> _Work instruction_
Please print the full listing below exactly, but not the pictures in it.

> _Information_
=-=-=-=-=

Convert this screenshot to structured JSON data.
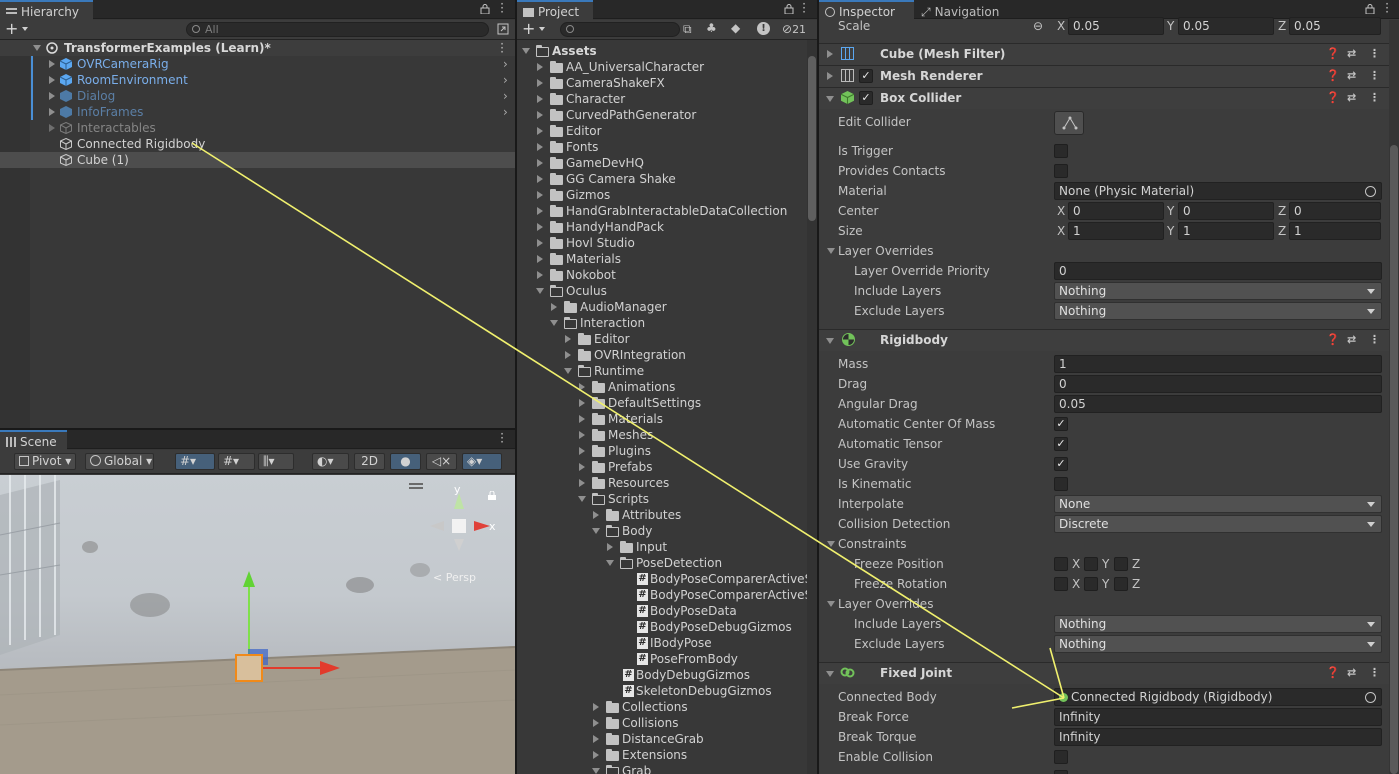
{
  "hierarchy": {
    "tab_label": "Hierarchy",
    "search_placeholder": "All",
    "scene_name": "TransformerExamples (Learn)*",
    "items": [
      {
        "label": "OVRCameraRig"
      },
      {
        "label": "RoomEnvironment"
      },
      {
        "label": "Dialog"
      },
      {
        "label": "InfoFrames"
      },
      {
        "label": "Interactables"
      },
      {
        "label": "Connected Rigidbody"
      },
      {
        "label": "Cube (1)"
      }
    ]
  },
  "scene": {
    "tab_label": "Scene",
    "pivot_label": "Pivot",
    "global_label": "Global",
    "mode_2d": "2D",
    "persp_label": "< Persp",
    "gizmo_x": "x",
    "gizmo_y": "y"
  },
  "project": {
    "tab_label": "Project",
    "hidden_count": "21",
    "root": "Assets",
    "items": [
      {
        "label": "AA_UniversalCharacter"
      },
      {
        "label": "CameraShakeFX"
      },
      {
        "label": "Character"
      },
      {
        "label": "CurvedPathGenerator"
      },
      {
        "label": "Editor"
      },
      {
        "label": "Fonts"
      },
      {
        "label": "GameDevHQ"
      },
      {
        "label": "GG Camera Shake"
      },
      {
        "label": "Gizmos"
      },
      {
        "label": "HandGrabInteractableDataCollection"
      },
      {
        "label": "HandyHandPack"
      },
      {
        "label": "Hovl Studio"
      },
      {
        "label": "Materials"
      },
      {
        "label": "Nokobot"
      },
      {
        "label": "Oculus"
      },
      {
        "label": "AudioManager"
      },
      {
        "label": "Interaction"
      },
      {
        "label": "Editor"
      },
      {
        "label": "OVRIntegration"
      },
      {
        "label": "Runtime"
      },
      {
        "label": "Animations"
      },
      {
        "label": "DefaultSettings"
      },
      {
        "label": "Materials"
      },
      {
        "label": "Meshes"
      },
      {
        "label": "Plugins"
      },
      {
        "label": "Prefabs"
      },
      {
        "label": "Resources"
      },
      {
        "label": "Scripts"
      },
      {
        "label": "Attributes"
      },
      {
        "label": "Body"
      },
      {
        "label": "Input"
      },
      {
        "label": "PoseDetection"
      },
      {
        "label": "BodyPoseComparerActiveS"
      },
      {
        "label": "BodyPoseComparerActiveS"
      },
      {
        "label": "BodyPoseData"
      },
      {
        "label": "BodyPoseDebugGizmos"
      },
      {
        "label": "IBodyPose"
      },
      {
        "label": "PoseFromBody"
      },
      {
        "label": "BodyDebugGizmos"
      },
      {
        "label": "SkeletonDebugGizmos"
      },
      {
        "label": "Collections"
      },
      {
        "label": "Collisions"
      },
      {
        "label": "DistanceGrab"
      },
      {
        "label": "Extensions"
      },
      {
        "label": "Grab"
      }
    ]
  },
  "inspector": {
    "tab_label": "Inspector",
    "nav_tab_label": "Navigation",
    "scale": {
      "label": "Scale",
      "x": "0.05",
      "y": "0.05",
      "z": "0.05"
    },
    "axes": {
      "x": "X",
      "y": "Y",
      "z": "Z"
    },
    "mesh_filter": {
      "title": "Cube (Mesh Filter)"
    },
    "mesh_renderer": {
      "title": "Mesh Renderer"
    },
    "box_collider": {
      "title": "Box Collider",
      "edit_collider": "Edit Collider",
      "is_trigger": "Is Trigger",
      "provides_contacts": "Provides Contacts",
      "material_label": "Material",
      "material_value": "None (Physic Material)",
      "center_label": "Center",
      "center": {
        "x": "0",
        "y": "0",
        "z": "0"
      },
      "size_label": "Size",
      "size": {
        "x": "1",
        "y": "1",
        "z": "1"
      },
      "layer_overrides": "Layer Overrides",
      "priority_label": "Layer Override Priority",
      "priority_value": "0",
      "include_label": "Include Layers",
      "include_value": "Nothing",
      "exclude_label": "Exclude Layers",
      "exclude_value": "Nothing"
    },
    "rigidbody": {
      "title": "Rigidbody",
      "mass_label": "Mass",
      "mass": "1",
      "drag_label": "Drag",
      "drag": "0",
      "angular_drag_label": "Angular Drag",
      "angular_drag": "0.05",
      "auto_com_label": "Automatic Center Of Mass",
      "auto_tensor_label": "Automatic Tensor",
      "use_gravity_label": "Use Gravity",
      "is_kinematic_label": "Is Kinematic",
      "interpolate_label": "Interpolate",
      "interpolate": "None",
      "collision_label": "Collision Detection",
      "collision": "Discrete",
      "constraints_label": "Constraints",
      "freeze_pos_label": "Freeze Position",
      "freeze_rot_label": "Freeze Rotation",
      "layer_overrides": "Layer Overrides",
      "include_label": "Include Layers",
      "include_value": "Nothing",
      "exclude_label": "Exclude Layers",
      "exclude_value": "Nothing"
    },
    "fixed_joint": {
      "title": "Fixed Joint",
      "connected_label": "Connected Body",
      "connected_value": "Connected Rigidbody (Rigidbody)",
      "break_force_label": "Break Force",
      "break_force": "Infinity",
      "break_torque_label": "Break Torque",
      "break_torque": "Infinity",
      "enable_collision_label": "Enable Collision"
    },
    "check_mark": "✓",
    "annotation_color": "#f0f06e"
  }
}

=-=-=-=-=

> _Solution_
Convert this screenshot to structured JSON data.
{
  "hierarchy": {
    "tab_label": "Hierarchy",
    "search_placeholder": "All",
    "scene_name": "TransformerExamples (Learn)*",
    "items": [
      {
        "label": "OVRCameraRig"
      },
      {
        "label": "RoomEnvironment"
      },
      {
        "label": "Dialog"
      },
      {
        "label": "InfoFrames"
      },
      {
        "label": "Interactables"
      },
      {
        "label": "Connected Rigidbody"
      },
      {
        "label": "Cube (1)"
      }
    ]
  },
  "scene": {
    "tab_label": "Scene",
    "pivot_label": "Pivot",
    "global_label": "Global",
    "mode_2d": "2D",
    "persp_label": "< Persp",
    "gizmo_x": "x",
    "gizmo_y": "y"
  },
  "project": {
    "tab_label": "Project",
    "hidden_count": "21",
    "root": "Assets",
    "items": [
      {
        "label": "AA_UniversalCharacter"
      },
      {
        "label": "CameraShakeFX"
      },
      {
        "label": "Character"
      },
      {
        "label": "CurvedPathGenerator"
      },
      {
        "label": "Editor"
      },
      {
        "label": "Fonts"
      },
      {
        "label": "GameDevHQ"
      },
      {
        "label": "GG Camera Shake"
      },
      {
        "label": "Gizmos"
      },
      {
        "label": "HandGrabInteractableDataCollection"
      },
      {
        "label": "HandyHandPack"
      },
      {
        "label": "Hovl Studio"
      },
      {
        "label": "Materials"
      },
      {
        "label": "Nokobot"
      },
      {
        "label": "Oculus"
      },
      {
        "label": "AudioManager"
      },
      {
        "label": "Interaction"
      },
      {
        "label": "Editor"
      },
      {
        "label": "OVRIntegration"
      },
      {
        "label": "Runtime"
      },
      {
        "label": "Animations"
      },
      {
        "label": "DefaultSettings"
      },
      {
        "label": "Materials"
      },
      {
        "label": "Meshes"
      },
      {
        "label": "Plugins"
      },
      {
        "label": "Prefabs"
      },
      {
        "label": "Resources"
      },
      {
        "label": "Scripts"
      },
      {
        "label": "Attributes"
      },
      {
        "label": "Body"
      },
      {
        "label": "Input"
      },
      {
        "label": "PoseDetection"
      },
      {
        "label": "BodyPoseComparerActiveS"
      },
      {
        "label": "BodyPoseComparerActiveS"
      },
      {
        "label": "BodyPoseData"
      },
      {
        "label": "BodyPoseDebugGizmos"
      },
      {
        "label": "IBodyPose"
      },
      {
        "label": "PoseFromBody"
      },
      {
        "label": "BodyDebugGizmos"
      },
      {
        "label": "SkeletonDebugGizmos"
      },
      {
        "label": "Collections"
      },
      {
        "label": "Collisions"
      },
      {
        "label": "DistanceGrab"
      },
      {
        "label": "Extensions"
      },
      {
        "label": "Grab"
      }
    ]
  },
  "inspector": {
    "tab_label": "Inspector",
    "nav_tab_label": "Navigation",
    "scale": {
      "label": "Scale",
      "x": "0.05",
      "y": "0.05",
      "z": "0.05"
    },
    "axes": {
      "x": "X",
      "y": "Y",
      "z": "Z"
    },
    "mesh_filter": {
      "title": "Cube (Mesh Filter)"
    },
    "mesh_renderer": {
      "title": "Mesh Renderer"
    },
    "box_collider": {
      "title": "Box Collider",
      "edit_collider": "Edit Collider",
      "is_trigger": "Is Trigger",
      "provides_contacts": "Provides Contacts",
      "material_label": "Material",
      "material_value": "None (Physic Material)",
      "center_label": "Center",
      "center": {
        "x": "0",
        "y": "0",
        "z": "0"
      },
      "size_label": "Size",
      "size": {
        "x": "1",
        "y": "1",
        "z": "1"
      },
      "layer_overrides": "Layer Overrides",
      "priority_label": "Layer Override Priority",
      "priority_value": "0",
      "include_label": "Include Layers",
      "include_value": "Nothing",
      "exclude_label": "Exclude Layers",
      "exclude_value": "Nothing"
    },
    "rigidbody": {
      "title": "Rigidbody",
      "mass_label": "Mass",
      "mass": "1",
      "drag_label": "Drag",
      "drag": "0",
      "angular_drag_label": "Angular Drag",
      "angular_drag": "0.05",
      "auto_com_label": "Automatic Center Of Mass",
      "auto_tensor_label": "Automatic Tensor",
      "use_gravity_label": "Use Gravity",
      "is_kinematic_label": "Is Kinematic",
      "interpolate_label": "Interpolate",
      "interpolate": "None",
      "collision_label": "Collision Detection",
      "collision": "Discrete",
      "constraints_label": "Constraints",
      "freeze_pos_label": "Freeze Position",
      "freeze_rot_label": "Freeze Rotation",
      "layer_overrides": "Layer Overrides",
      "include_label": "Include Layers",
      "include_value": "Nothing",
      "exclude_label": "Exclude Layers",
      "exclude_value": "Nothing"
    },
    "fixed_joint": {
      "title": "Fixed Joint",
      "connected_label": "Connected Body",
      "connected_value": "Connected Rigidbody (Rigidbody)",
      "break_force_label": "Break Force",
      "break_force": "Infinity",
      "break_torque_label": "Break Torque",
      "break_torque": "Infinity",
      "enable_collision_label": "Enable Collision"
    },
    "check_mark": "✓",
    "annotation_color": "#f0f06e"
  }
}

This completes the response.